In the course of the childhood of a son or daughter with a disability, a parent may be overwhelmed by a series of events or comments that take them by surprise within their communities of faith, whether in a positive or negative way. Often, we seek support and encouragement when something unfortunate occurs, and do not have the opportunity to share what is most positive.
Sometimes, parents hesitate to share positive stories out of respect for those who are obviously suffering from the negative. Most communities of faith benefit from learning what they can do to show their affection, respect and support rather than simply avoiding the negative.
When my son was two years old, after missing months of Sundays due to illness, our congregation was able to see that he had learned to walk when he participated in Palm Sunday services. I looked back from the front of the church to watch all the children, and especially him and his sister, in the procession. What I did not expect was to see the reaction of so many in the congregation as they saw my son walking on his own. Pew by pew, they saw him, and pew after pew they broke down in tears of joy.
Another memorable Sunday was when all the children in his Sunday school class were scheduled to be presented their own Bible during the service. Again, we had missed several Sundays due to health issues. I was not aware of the plans for this service, and sat in abject sorrow after reading the bulletin when we sat down.
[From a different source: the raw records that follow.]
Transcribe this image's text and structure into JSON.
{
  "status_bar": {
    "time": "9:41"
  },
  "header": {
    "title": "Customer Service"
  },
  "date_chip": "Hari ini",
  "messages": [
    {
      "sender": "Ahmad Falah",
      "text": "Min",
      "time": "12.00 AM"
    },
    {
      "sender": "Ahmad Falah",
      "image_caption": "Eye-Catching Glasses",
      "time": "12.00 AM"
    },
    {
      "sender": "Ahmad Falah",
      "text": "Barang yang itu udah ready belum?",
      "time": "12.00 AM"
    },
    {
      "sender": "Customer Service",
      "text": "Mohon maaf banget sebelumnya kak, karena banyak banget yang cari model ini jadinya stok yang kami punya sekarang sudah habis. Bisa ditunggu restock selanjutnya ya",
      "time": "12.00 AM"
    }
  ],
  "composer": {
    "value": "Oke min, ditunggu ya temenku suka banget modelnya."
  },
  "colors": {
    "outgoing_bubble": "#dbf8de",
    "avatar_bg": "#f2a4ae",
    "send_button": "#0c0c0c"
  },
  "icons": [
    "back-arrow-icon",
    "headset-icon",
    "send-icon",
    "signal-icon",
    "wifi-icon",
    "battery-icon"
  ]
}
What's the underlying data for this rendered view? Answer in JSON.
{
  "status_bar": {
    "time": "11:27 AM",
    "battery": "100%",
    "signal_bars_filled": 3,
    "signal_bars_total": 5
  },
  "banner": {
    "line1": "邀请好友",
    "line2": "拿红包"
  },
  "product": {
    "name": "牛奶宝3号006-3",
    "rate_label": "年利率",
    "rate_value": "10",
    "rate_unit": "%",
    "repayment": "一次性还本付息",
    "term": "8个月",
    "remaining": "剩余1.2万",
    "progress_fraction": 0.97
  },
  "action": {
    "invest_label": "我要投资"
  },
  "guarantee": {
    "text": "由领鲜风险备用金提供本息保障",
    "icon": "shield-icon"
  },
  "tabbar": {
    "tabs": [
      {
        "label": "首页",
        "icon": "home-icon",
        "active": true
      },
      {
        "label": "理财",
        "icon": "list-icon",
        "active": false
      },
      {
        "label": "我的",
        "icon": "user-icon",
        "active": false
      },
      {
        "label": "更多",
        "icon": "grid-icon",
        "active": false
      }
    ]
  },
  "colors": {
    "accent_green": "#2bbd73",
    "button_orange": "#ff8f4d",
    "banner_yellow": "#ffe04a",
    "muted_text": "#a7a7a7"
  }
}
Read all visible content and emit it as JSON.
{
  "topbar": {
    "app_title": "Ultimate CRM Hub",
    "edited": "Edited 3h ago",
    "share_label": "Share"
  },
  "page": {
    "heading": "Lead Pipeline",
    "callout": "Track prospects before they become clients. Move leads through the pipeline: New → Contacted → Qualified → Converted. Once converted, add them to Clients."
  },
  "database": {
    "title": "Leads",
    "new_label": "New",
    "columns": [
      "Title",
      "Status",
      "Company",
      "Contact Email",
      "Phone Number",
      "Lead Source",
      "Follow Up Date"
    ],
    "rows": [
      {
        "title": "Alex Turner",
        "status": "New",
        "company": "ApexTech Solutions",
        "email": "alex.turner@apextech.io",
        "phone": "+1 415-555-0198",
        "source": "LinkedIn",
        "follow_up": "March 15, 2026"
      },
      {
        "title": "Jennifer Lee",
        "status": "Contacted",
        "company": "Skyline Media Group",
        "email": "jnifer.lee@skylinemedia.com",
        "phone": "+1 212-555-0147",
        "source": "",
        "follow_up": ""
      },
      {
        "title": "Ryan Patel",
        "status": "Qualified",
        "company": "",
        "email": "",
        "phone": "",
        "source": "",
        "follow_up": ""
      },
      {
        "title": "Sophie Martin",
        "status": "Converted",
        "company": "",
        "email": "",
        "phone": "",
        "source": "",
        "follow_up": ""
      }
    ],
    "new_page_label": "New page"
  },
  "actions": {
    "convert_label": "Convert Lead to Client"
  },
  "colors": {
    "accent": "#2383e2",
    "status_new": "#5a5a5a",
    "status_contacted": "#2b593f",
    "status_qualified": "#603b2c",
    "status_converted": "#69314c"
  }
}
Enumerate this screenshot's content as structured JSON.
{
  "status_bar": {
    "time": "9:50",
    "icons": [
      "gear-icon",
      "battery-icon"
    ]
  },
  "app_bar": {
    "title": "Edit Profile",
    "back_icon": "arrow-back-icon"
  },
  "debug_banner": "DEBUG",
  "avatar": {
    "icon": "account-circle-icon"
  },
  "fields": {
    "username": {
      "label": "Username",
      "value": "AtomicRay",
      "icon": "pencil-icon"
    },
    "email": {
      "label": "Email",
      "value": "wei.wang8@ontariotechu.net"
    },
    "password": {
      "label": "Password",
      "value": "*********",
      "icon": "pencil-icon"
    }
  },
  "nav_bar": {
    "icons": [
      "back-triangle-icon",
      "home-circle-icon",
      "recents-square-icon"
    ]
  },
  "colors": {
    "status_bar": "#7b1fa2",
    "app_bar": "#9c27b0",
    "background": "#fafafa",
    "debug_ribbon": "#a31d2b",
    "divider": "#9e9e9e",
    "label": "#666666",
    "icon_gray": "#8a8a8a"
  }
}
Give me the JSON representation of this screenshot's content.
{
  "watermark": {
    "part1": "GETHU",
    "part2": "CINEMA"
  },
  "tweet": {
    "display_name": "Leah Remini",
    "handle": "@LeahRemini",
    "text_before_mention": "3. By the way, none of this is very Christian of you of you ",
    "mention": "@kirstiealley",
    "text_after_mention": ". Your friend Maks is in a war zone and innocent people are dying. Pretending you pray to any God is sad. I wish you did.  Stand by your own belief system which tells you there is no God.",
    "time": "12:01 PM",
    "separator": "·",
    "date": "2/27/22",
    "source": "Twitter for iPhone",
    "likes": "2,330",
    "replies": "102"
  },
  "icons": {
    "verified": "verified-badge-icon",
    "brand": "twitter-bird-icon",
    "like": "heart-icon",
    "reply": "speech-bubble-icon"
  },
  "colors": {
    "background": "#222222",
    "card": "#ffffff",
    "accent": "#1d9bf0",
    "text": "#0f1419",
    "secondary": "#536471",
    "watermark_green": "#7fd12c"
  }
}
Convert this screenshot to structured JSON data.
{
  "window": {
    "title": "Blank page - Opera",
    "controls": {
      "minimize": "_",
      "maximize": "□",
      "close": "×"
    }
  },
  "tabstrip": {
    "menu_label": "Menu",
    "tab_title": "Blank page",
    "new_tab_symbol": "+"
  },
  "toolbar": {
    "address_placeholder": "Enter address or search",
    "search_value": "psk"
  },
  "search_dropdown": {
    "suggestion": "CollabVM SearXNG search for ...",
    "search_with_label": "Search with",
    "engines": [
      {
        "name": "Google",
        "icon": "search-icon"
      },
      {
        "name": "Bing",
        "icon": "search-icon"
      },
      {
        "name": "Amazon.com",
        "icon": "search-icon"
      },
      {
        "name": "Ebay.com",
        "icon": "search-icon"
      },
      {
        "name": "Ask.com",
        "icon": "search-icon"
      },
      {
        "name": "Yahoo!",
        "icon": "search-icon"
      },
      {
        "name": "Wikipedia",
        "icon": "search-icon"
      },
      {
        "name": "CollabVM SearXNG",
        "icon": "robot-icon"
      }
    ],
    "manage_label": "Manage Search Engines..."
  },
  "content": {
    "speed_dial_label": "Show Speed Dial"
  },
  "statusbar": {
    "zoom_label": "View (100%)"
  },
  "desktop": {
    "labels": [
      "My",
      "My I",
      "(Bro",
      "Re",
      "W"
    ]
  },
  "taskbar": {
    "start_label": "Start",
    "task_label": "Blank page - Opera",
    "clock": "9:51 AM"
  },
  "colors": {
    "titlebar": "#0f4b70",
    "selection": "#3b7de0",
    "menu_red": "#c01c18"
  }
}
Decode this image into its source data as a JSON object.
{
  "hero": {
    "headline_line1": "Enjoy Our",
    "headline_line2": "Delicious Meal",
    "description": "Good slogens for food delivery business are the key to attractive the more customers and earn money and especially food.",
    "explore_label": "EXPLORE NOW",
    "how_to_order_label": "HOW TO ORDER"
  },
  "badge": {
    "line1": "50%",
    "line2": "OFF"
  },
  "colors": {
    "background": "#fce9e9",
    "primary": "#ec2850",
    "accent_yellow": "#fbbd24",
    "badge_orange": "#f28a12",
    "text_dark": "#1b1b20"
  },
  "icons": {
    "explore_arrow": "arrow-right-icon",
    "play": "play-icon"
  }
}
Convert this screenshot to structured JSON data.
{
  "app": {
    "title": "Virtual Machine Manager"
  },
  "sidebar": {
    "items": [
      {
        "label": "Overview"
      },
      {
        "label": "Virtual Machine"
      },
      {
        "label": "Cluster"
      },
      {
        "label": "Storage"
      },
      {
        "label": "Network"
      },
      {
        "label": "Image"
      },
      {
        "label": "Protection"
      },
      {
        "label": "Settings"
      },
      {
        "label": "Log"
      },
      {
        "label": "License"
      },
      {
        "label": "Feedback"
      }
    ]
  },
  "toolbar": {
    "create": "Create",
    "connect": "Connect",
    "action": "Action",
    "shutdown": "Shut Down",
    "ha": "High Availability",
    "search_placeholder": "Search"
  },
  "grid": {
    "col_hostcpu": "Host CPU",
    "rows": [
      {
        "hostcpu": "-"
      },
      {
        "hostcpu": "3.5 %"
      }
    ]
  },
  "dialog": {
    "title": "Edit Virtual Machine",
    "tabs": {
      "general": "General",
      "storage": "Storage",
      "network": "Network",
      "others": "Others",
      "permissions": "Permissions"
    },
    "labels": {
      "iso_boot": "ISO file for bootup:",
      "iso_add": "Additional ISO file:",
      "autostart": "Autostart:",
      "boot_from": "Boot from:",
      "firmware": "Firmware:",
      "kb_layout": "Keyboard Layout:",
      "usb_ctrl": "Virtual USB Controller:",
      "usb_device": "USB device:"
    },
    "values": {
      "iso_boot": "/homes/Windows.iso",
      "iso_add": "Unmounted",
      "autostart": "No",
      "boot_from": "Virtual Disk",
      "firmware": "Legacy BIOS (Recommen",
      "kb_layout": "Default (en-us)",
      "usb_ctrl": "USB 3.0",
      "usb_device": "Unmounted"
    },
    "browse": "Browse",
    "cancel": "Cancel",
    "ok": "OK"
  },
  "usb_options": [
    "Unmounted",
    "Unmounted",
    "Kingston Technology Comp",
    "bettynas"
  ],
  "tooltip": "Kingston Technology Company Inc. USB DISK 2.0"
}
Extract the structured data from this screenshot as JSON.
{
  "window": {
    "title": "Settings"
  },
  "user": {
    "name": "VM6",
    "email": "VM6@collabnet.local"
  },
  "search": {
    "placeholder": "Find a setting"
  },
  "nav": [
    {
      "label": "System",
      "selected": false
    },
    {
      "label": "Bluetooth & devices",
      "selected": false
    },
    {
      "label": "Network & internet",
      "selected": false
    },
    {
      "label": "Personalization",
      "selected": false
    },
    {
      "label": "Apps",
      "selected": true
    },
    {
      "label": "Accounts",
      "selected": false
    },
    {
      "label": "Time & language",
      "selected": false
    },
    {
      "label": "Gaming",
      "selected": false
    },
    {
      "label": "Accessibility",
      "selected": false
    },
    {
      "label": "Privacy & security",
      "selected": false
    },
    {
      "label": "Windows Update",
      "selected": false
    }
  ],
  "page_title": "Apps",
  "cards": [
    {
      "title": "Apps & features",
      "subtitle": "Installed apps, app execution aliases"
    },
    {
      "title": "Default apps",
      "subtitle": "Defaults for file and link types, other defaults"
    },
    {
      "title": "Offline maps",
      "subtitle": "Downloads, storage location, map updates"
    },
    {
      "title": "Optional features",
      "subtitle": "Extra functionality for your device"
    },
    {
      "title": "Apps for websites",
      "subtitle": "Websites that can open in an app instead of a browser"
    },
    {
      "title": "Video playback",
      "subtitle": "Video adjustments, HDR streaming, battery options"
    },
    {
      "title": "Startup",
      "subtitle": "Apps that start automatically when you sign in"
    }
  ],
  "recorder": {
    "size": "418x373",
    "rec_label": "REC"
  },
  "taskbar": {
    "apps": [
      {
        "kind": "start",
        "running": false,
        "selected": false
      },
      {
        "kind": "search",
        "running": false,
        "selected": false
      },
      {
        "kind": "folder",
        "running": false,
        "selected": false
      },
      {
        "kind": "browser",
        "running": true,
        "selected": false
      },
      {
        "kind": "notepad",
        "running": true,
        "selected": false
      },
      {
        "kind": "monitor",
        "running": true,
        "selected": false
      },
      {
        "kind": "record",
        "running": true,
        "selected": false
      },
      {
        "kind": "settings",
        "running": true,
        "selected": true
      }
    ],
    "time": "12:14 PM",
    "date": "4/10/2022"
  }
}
I was gathering myself up to get through the disappointment that my son’s name would not be called, as he leaned forward in anticipation of the minister getting through to the W’s.
Yes, they did call his name. He had not been to Sunday school, he had not rehearsed for two weeks with his class, but he saw every other child walk solemnly to the front, and that is exactly what he did. His sister smiled up at me and nodded her head, an exchange that we shared so many times - her certainty that YES OF COURSE he could do anything he set his mind to doing. And everywhere around us in the congregation, people were giving one another the same smile and nod.
It grieves me that so few of the families I spoke with then and the years to follow have had positive, supportive experiences in their congregations. I found that we were among a small minority of families to find a congregation that seemed truly accepting and welcoming, and my heart ached for those who felt unwelcome or had been rejected where they had sought a church home.
The spirit that sustained me through those early years were not as consistent as I came to expect when my son was a very young child. I have learned over the years that there is as much diversity within communities of faith as there is in the general population.
Some who value appearances and social standing over character might exercise unnecessary negativity or sour dispositions that infect the people around them. But just a few individuals in a group who respect the contributions and dignity of children with special needs and their families make an enormously positive difference and assert a healthy and joyful influence on the whole congregation. It is always my hope that our families are given every opportunity to have the same positive influence in all our communities.
Browse at your public library, local bookstore or online retailer for books like Spirituality and Intellectual Disability: International Perspectives on the Effect of Culture and Religion on Healing Body, Mind, and Soul and The Pastoral Voice of Robert Perske
A True Example of Inclusive Worship
RELIGION & DISABILITIES – WHY WE ALL FAIL